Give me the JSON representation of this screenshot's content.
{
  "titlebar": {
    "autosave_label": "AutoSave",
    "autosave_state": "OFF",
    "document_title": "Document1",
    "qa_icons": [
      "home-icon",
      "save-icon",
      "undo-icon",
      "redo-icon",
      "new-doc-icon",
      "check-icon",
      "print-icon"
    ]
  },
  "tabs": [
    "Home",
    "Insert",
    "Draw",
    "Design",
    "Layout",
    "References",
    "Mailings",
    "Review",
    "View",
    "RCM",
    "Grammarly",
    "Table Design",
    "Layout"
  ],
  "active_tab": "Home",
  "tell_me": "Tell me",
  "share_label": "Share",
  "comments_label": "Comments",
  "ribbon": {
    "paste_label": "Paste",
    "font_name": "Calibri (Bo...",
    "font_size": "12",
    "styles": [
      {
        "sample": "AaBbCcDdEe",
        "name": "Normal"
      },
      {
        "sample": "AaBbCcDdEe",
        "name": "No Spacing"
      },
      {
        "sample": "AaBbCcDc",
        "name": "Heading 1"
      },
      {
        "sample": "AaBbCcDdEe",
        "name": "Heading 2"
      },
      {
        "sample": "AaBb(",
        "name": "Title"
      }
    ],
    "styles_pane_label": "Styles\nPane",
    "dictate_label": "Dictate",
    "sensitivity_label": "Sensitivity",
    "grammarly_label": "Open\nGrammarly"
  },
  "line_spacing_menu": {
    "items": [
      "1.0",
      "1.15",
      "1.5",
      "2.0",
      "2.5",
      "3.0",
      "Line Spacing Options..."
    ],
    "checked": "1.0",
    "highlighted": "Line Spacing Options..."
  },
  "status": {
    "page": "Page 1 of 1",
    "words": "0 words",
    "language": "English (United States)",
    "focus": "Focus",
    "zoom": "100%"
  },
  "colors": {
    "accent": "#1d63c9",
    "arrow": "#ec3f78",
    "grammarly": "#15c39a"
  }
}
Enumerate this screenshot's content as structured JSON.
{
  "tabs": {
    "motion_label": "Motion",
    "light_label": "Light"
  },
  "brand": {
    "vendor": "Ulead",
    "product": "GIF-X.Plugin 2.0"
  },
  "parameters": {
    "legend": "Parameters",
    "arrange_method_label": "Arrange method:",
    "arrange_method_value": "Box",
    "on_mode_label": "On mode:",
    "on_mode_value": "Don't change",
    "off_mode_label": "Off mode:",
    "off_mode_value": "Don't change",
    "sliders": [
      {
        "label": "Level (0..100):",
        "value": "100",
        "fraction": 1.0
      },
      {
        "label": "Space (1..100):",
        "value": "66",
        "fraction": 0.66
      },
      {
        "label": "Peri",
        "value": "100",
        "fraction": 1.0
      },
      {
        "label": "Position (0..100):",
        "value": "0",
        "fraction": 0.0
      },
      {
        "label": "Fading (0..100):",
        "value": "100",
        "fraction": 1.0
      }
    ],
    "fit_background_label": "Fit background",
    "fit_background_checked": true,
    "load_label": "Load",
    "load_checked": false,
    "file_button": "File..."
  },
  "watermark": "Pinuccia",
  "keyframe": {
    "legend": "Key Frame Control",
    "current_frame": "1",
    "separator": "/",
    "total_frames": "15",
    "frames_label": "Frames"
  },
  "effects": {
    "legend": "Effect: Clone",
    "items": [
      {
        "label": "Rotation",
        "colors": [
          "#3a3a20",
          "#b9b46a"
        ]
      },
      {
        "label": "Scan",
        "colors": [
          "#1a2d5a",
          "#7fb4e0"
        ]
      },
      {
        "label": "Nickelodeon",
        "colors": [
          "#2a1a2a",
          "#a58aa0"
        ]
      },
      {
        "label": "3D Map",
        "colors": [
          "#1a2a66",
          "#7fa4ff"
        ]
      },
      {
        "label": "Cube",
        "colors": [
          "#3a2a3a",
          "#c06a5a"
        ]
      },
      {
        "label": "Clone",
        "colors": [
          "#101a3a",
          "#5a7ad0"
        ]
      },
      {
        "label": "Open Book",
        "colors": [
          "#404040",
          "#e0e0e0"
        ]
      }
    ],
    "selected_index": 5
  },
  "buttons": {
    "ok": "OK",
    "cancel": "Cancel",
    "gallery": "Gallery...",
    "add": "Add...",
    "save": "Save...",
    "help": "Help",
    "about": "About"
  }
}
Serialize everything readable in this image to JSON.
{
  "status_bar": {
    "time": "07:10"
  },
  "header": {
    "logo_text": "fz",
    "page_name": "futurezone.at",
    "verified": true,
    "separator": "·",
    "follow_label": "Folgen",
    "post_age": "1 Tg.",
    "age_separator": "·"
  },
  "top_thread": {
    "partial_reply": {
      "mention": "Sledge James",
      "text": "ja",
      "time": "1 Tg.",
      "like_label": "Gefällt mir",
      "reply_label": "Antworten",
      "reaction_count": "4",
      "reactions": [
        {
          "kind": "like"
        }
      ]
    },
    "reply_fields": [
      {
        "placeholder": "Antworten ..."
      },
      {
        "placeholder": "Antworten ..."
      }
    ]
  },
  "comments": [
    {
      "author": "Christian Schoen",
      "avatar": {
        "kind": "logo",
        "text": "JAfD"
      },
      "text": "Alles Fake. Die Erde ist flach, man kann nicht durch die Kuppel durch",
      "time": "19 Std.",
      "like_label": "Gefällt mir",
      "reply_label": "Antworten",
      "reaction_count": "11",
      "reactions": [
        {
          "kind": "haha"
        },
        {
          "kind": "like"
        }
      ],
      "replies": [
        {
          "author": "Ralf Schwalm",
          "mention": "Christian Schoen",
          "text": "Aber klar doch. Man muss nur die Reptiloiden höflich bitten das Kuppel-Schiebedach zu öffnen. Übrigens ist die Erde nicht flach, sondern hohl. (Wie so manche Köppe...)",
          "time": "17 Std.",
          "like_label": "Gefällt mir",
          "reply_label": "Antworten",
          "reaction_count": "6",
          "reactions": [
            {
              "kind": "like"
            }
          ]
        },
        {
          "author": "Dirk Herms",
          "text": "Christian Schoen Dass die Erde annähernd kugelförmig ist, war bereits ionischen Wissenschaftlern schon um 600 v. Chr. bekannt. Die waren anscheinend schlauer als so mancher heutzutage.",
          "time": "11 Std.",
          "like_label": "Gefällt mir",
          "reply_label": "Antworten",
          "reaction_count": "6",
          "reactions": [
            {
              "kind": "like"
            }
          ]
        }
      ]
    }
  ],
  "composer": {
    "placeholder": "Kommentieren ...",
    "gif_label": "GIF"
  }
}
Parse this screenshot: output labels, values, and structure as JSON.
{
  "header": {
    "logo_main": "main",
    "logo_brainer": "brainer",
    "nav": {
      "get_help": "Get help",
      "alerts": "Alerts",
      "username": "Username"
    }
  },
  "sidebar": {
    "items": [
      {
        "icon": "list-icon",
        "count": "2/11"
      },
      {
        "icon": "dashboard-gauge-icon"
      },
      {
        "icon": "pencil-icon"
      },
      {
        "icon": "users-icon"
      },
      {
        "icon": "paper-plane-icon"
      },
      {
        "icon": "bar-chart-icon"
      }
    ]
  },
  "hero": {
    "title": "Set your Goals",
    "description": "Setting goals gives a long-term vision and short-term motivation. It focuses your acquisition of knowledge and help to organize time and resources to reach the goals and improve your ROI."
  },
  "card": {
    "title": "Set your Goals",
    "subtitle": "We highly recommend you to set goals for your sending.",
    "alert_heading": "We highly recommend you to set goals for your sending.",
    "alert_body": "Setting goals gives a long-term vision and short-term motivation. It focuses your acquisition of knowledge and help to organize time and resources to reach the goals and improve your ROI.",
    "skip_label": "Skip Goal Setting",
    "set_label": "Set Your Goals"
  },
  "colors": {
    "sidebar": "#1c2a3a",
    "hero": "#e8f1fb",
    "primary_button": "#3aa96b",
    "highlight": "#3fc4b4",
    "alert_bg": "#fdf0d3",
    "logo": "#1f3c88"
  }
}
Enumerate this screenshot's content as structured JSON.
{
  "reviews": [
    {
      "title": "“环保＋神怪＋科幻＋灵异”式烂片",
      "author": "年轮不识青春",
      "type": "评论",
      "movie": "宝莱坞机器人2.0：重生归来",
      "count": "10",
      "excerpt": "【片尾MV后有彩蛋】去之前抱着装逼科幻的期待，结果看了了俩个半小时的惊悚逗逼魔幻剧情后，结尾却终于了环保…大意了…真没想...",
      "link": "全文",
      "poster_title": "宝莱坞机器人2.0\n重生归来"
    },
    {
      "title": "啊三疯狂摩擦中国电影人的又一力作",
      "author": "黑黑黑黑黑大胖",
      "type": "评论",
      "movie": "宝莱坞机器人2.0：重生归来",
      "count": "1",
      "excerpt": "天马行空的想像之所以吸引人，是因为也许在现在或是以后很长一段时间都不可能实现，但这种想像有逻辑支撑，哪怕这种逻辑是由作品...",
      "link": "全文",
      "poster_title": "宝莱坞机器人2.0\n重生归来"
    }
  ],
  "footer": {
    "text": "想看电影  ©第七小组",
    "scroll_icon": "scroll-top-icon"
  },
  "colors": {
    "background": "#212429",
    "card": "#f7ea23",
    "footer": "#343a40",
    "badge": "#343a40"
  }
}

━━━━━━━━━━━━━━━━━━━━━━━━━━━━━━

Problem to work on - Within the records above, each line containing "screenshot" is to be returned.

Reply -
Give me the JSON representation of this screenshot's content.
Enumerate this screenshot's content as structured JSON.
Parse this screenshot: output labels, values, and structure as JSON.
Enumerate this screenshot's content as structured JSON.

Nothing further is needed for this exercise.